Mueller was kidnapped from a Médecins Sans Frontières (also known as Doctors Without Borders) vehicle. However, MSF refused to help Mueller’s parents, Carl and Marsha Mueller, rescue their daughter from captivity and claimed that she was not working for them. “They’re a fabulous organization. They do wonderful work,” Carl Mueller said of MSF in on ABC’s 20/20. “But somewhere in a boardroom they decided to leave our daughter there to be tortured and raped.”
For 17 months, her parents were in direct communication with the Islamic State, sending their own videos to the terrorist organization to plead for their daughter’s release. Mueller’s parents exchanged 27 emails with their daughter’s captors in Syria. At one point, her ISIS captors sent a video of Mueller, who stands against a white wall with make up and lighting meticulously arranged. “I’ve been here too long, and I’ve been very sick,” she says. “It’s very terrifying here.”
At one point, ISIS requested a 6 million dollar ransom by a 30-day deadline. However and following a failed U.S. rescue mission, the Muellers claim that government officials threatened them with criminal prosecution if they tried to raise money for their daughter’s ransom. Eighteen months after being kidnapped, Mueller died in ISIS captivity. Her captors claim Mueller died in a Jordanian airstrike; the White House denies that that is the case but confirmed her death on February 10, 2015.

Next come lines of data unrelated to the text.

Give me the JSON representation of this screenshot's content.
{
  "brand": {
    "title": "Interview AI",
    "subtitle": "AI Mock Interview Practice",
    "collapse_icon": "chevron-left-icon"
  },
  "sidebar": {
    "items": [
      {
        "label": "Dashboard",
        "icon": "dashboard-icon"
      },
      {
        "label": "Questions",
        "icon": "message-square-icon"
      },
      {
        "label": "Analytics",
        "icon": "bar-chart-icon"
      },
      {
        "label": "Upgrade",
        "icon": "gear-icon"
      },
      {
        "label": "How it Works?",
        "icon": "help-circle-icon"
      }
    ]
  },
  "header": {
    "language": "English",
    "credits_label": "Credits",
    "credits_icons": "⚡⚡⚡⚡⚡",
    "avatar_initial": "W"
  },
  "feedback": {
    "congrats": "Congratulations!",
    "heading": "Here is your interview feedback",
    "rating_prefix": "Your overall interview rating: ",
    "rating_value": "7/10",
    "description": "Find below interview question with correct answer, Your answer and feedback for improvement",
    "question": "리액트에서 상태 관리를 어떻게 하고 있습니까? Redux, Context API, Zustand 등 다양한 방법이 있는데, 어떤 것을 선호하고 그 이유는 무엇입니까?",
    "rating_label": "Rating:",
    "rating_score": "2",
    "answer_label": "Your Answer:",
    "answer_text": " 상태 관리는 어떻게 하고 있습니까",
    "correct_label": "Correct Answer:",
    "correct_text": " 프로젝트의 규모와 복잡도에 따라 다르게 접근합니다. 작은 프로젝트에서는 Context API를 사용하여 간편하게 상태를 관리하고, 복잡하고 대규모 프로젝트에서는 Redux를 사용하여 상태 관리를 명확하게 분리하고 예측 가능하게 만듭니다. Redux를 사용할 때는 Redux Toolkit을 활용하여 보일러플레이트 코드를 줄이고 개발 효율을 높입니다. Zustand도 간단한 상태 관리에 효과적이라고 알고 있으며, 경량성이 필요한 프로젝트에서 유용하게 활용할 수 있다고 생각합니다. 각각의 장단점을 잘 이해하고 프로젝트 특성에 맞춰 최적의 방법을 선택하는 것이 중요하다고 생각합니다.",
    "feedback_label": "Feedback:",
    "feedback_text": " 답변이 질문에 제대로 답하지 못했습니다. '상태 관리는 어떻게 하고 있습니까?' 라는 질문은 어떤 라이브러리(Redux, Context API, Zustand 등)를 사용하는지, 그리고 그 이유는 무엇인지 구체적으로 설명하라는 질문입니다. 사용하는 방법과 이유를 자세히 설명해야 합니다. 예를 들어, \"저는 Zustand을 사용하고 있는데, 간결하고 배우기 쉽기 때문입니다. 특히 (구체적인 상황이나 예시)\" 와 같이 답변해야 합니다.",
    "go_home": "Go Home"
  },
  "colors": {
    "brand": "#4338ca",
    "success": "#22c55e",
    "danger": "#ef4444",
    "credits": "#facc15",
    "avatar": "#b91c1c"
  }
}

On Saturday, Mueller’s parents cut the ribbon on a new playground that was erected in her honor in Prescott. Arizona Senator John McCain, himself a survivor of torture as a Vietnam War POW, came to the opening to deliver emotional remarks. “I didn’t know Kayla but I sense in every account of her ordeal, the true meaning of humility,” McCain said. “She lived her life for others, she used her hands to relieve suffering. She was not just sympathetic to the plight of the less fortunate, she was moved to action. Her fellow captives spoke of her as an inspiration. Brave and defiant when she was abused and threatened, consoling and selfless to those who shared her suffering.”